MedPay is similar to PIP. It covers you, your passengers, pedestrians, and bicyclists or bicyclists that you may strike. You may also be covered if you are injured while riding in another person’s vehicle.

Health Insurance and PIP

What happens if MedPay is unavailable and you have to pay the 20% remaining or exceed $5,000?

Your health insurance will pay the rest. However, they might ask for repayment from the other driver or your Uninsured/Underinsured Motorist coverage. Your health insurance company might be able to reimburse you if the claim is successful and the jury verdict or settlement is reached.

If you don’t have insurance or have been injured in an accident, you can sue the at-fault driver for the medical bills. However, this will take time. The settlement or trial may take several months to complete. During this time, you will still have to pay the medical bills.

The expenses associated with medical care following a car accident will be shared between your car insurance company via PIP, your health insurance (at least for now), as well as the policy of the other driver if they are found to be at fault.

Tell the doctor that you were in an auto accident when you went to the hospital or visited the doctor. This is something that most offices have a checkbox for. To ensure that your insurance pays your claims, you should consult an attorney with experience in personal injury. They will clarify the parties responsible for paying your bills and advise you on how to use your medical insurance.

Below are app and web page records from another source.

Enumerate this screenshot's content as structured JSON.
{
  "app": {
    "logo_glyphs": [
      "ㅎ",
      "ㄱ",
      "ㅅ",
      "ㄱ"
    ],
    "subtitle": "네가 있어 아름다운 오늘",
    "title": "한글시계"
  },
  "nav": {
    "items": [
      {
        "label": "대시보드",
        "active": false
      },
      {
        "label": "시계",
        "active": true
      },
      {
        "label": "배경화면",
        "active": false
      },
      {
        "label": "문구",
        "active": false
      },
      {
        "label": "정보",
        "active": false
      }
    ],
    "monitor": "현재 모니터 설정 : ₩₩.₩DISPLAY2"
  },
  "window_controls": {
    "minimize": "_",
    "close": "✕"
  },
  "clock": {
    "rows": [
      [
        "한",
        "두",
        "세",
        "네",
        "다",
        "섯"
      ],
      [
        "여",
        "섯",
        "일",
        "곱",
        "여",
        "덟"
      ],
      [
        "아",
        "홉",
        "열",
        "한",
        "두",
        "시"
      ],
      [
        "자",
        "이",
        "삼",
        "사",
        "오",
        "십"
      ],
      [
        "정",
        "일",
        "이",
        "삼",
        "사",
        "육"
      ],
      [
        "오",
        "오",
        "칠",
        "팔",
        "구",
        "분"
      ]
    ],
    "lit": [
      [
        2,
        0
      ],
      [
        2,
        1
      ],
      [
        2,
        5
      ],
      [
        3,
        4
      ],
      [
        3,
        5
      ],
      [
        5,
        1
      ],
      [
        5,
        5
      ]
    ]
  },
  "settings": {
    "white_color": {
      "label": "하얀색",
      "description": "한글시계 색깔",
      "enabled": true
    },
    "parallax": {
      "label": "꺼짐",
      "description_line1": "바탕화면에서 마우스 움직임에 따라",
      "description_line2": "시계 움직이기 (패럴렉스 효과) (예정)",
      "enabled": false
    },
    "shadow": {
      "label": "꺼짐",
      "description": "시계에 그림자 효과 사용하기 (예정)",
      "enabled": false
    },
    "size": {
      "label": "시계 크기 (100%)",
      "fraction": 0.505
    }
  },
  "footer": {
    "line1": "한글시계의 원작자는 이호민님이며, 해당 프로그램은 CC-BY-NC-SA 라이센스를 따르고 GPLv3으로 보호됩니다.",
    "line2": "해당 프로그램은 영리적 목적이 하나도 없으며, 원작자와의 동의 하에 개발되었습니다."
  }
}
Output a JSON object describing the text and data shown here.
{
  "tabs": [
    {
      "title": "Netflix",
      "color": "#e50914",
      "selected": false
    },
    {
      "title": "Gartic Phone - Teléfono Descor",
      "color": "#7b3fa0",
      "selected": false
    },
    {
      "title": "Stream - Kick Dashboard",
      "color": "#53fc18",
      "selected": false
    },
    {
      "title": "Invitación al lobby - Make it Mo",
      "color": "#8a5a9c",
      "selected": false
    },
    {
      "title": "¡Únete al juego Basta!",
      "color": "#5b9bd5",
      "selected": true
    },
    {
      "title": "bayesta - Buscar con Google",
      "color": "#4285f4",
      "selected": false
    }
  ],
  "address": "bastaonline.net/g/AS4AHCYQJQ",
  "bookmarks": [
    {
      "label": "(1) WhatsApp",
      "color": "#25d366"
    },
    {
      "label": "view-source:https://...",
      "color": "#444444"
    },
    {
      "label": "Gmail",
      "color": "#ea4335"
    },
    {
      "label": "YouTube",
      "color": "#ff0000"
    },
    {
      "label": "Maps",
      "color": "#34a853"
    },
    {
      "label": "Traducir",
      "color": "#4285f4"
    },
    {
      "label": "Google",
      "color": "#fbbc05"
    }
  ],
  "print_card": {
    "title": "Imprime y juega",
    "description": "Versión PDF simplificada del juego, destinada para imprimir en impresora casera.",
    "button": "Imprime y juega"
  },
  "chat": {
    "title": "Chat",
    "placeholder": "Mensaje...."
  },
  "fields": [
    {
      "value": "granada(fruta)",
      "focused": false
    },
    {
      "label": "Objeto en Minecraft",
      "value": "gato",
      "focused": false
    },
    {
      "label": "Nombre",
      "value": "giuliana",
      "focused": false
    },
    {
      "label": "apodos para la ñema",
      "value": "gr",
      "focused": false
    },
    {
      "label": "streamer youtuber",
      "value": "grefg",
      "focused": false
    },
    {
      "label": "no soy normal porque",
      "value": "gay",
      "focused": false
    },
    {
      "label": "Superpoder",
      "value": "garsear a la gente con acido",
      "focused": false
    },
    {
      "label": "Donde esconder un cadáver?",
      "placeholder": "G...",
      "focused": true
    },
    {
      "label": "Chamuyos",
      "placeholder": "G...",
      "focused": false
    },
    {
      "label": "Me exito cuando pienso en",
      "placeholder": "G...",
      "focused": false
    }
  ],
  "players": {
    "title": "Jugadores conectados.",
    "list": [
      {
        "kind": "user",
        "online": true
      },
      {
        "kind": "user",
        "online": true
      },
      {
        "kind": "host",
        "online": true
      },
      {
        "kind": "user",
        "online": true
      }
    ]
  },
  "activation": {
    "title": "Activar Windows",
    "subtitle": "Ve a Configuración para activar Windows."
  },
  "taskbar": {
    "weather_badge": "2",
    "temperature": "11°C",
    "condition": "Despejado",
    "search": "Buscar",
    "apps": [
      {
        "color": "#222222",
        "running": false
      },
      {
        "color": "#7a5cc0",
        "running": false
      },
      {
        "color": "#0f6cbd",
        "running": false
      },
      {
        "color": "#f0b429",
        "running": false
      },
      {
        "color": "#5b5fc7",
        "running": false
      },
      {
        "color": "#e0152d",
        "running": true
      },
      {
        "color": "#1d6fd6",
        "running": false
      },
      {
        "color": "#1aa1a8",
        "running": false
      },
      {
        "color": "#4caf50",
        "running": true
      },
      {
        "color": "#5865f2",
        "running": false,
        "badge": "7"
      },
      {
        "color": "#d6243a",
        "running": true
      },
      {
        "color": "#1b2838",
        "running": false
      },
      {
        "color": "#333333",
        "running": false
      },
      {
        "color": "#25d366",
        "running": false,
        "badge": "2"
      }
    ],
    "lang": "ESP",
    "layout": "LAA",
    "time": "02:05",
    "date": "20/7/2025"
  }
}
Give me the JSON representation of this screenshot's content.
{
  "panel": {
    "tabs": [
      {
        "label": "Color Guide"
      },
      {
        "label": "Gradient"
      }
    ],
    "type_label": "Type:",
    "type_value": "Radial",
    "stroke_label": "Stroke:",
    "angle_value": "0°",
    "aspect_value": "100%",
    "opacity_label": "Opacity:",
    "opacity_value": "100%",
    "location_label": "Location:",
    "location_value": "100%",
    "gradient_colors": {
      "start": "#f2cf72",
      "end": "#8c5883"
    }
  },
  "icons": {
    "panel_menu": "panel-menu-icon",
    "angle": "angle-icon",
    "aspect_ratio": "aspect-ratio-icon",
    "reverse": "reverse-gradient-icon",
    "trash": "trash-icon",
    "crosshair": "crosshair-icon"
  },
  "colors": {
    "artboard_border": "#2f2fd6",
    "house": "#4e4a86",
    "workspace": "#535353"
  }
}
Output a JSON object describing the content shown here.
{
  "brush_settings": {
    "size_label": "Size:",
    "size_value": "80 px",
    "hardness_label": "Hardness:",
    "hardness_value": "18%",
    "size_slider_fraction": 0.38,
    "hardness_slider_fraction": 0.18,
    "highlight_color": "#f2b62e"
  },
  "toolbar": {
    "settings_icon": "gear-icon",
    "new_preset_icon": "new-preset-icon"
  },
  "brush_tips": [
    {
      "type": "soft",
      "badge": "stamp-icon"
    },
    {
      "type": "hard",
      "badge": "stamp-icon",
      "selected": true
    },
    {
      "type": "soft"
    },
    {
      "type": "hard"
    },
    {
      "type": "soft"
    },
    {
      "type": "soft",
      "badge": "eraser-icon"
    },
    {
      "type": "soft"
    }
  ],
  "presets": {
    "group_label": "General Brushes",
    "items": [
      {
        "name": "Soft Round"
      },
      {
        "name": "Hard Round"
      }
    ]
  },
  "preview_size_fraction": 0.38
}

For medical expenses related to your accident, the doctor’s office and the hospital will bill you for PIP or Med-Pay if you have chosen to purchase it. The co-pays, an additional 20%, and all costs above $5,000 will be billed to your health insurance company.

Contact your car insurance company and your health insurance company to ensure that everything is appropriately billed and paid. Your insurance company can then request reimbursement from the Bodily Injury coverage of the other party for any medical expenses they have paid.

You can also file a claim against another insurance company if you were required to pay out-of-pocket costs while you were being treated for your injuries. To ensure you get the proper compensation for your injuries, your attorney will assist you in filing this claim.

You may be compensated for expenses such as deductibles and co-pays, future medical treatment you might need, compensation for your time off work, or for any pain and suffering that you have suffered. You will usually not be involved in your car, or health insurance companies request reimbursement from the other driver.

Uninsured Motorist Coverage

Uninsured motorist coverage (UM) covers you, the person with insurance, for damage caused by another driver without insurance. In the coverage for underinsured motorists (UIM), if the Bodily Injury coverage of another driver is insufficient to cover the economic and non-economic damages, the policyholder can receive assistance in making up the difference. The purpose of uninsured or underinsured motorist coverage is to provide coverage for the insured.

Uninsured or underinsured Motorist pays for medical bills beyond the PIP benefits. Future medical expenses lost wages, future losses of earning potential, and pain and suffering are not covered. This coverage can be purchased at a small monthly cost to offset the potential for catastrophic consequences in a crash involving an uninsured/underinsured driver.